After months of planning and prepping by Betsy Bird, Liz Burns, and myself, KidLitCon 2012 happened this past Friday and Saturday here in New York City. Prone to fret, I am thrilled beyond all measure that it went off, as far as I can tell, with nary a hitch. Many, many, many helped to make that so and I thank them all profusely, but most of all I have to simply sit back in awe of superwoman hostess Betsy Bird. I truly don’t know how she does it all. Maybe, for those who know the television show Fringe, there are some Alt-Bets out there or perhaps Hermione lent her the time turner.
With the event being in New York City where so many publishers make their home we were thrilled that Random House, Simon & Schuster, Harper Collins, Houghton Mifflin Harcourt, Little Brown, Penguin, and Holiday House hosted special KidLitCon previews on Friday. The informal feedback I’ve gotten was that these were all terrific! As this was my baby I am SO glad it seemed to have been a win-win for bloggers and publishers. Thanks a million to the publishers for doing this.
The Friday night dinner was at IchiUmi which had one of the biggest buffets I’ve ever seen. Standing at one end of it you could barely see the other! Little Brown hosted the dinner speaker, Grace Lin, who was wonderful. The Bank Street Bookstore had her new book on hand and many purchased it to be signed by Grace.
Early Saturday morning I stopped by my favorite local bagel place to pick up lunch for Betsy and me (figured we’d just need a bit of downtime by then), made a brief stop at Staples to get name labels, before dashing over to the loading dock entrance to the library where I shared an elevator with a bunch of caterers setting up for a wedding. Throughout the day we saw them setting up for what must have been a ginormous wedding judging by the couches lining the halls, the food we saw them preparing, and — as we left — the elegant young folk in black getting ready.
And then we were off! Betsy made her opening remarks in a beautiful auditorium with only one flaw — no internet connection so only those with particularly robust phones were able to tweet. And tweet they did! Check them out at #kidlitcon12 and #kidlitcon. Folks then headed off to the parallel sessions all of which, judging by the tweets, were fantastic. I can’t wait to see the blog posts about these. Thank you to all our presenters!
After lunch Betsy, Liz, reviewer Marjorie Ingall, Groundwood Book’s co-publisher Sheila Barry, author Maureen Johnson, and I participated in the session “How Nice is Too Nice? Critical Book Reviewing in the Age of Twitter” moderated by Jennifer Hubert Swan. The tweets, comments and questions during and after gave me the impression that we did good. Certainly we all had plenty to say. They even got me to blush when Betsy asked me if I could review a Philip Pullman book critically (the blush was when she or another panelist — can’t recall who because I was flustered — said he’d kissed me which he has, but just politely you know!). For the record, my answer about reviewing his books critically was no. I admire him too much, he is a friend; there is just no way I could. But I did talk about other situations when I have done critical reviews as did the other reviewers on the panel. We talked about audience (who we are writing for), author response (some very inappropriate), ARCs, and tons more. It was a lot of fun and I hope as informative for the audience as it was for us.

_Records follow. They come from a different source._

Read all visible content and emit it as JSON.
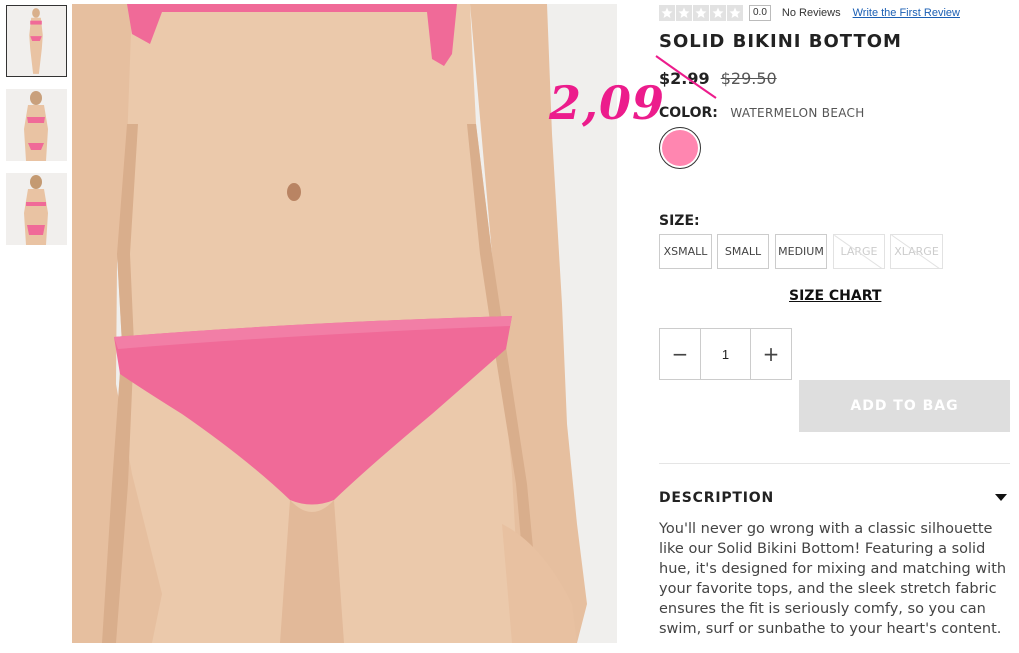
{
  "thumbnails": [
    "thumbnail-front",
    "thumbnail-top-front",
    "thumbnail-back"
  ],
  "rating": {
    "stars": 0,
    "score": "0.0",
    "no_reviews": "No Reviews",
    "write_review": "Write the First Review"
  },
  "product": {
    "title": "SOLID BIKINI BOTTOM",
    "sale_price": "$2.99",
    "original_price": "$29.50",
    "handwritten_price": "2,09"
  },
  "color": {
    "label": "COLOR:",
    "name": "WATERMELON BEACH",
    "swatch_hex": "#ff86b0"
  },
  "size": {
    "label": "SIZE:",
    "options": [
      {
        "label": "XSMALL",
        "available": true
      },
      {
        "label": "SMALL",
        "available": true
      },
      {
        "label": "MEDIUM",
        "available": true
      },
      {
        "label": "LARGE",
        "available": false
      },
      {
        "label": "XLARGE",
        "available": false
      }
    ],
    "chart_link": "SIZE CHART"
  },
  "quantity": {
    "minus": "−",
    "value": "1",
    "plus": "+"
  },
  "cart": {
    "add_label": "ADD TO BAG"
  },
  "description": {
    "heading": "DESCRIPTION",
    "text": "You'll never go wrong with a classic silhouette like our Solid Bikini Bottom! Featuring a solid hue, it's designed for mixing and matching with your favorite tops, and the sleek stretch fabric ensures the fit is seriously comfy, so you can swim, surf or sunbathe to your heart's content."
  },
  "colors": {
    "bikini": "#f06a98",
    "skin": "#eac6a8",
    "annotation": "#ec1c8c",
    "accent_link": "#1b5fb4"
  }
}
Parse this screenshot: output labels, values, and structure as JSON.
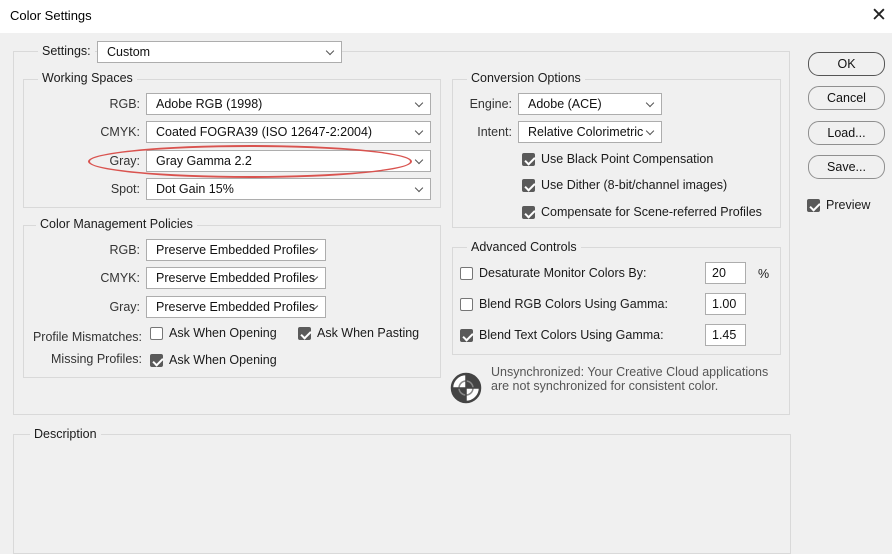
{
  "window": {
    "title": "Color Settings",
    "close_glyph": "✕"
  },
  "settings": {
    "label": "Settings:",
    "value": "Custom"
  },
  "working_spaces": {
    "legend": "Working Spaces",
    "rgb": {
      "label": "RGB:",
      "value": "Adobe RGB (1998)"
    },
    "cmyk": {
      "label": "CMYK:",
      "value": "Coated FOGRA39 (ISO 12647-2:2004)"
    },
    "gray": {
      "label": "Gray:",
      "value": "Gray Gamma 2.2"
    },
    "spot": {
      "label": "Spot:",
      "value": "Dot Gain 15%"
    }
  },
  "policies": {
    "legend": "Color Management Policies",
    "rgb": {
      "label": "RGB:",
      "value": "Preserve Embedded Profiles"
    },
    "cmyk": {
      "label": "CMYK:",
      "value": "Preserve Embedded Profiles"
    },
    "gray": {
      "label": "Gray:",
      "value": "Preserve Embedded Profiles"
    },
    "mismatches": {
      "label": "Profile Mismatches:",
      "ask_opening": {
        "label": "Ask When Opening",
        "checked": false
      },
      "ask_pasting": {
        "label": "Ask When Pasting",
        "checked": true
      }
    },
    "missing": {
      "label": "Missing Profiles:",
      "ask_opening": {
        "label": "Ask When Opening",
        "checked": true
      }
    }
  },
  "conversion": {
    "legend": "Conversion Options",
    "engine": {
      "label": "Engine:",
      "value": "Adobe (ACE)"
    },
    "intent": {
      "label": "Intent:",
      "value": "Relative Colorimetric"
    },
    "black_point": {
      "label": "Use Black Point Compensation",
      "checked": true
    },
    "dither": {
      "label": "Use Dither (8-bit/channel images)",
      "checked": true
    },
    "scene_referred": {
      "label": "Compensate for Scene-referred Profiles",
      "checked": true
    }
  },
  "advanced": {
    "legend": "Advanced Controls",
    "desaturate": {
      "label": "Desaturate Monitor Colors By:",
      "value": "20",
      "unit": "%",
      "checked": false
    },
    "blend_rgb": {
      "label": "Blend RGB Colors Using Gamma:",
      "value": "1.00",
      "checked": false
    },
    "blend_text": {
      "label": "Blend Text Colors Using Gamma:",
      "value": "1.45",
      "checked": true
    }
  },
  "sync_message": {
    "line1": "Unsynchronized: Your Creative Cloud applications",
    "line2": "are not synchronized for consistent color.",
    "icon": "unsynchronized-icon"
  },
  "description": {
    "legend": "Description"
  },
  "buttons": {
    "ok": "OK",
    "cancel": "Cancel",
    "load": "Load...",
    "save": "Save..."
  },
  "preview": {
    "label": "Preview",
    "checked": true
  },
  "colors": {
    "highlight_ellipse": "#d9534f",
    "checkbox_fill": "#5a5a5a"
  }
}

The day at the library ended with a delightful and unique keynote by Maureen Johnson who brought along Robin Wasserman for a very entertaining and interesting final session. Many then went on to a special Kidlit drink night, myself included. I enjoyed enormously having a chance to chat with so many I mainly know online.
It was a fantastic couple of days!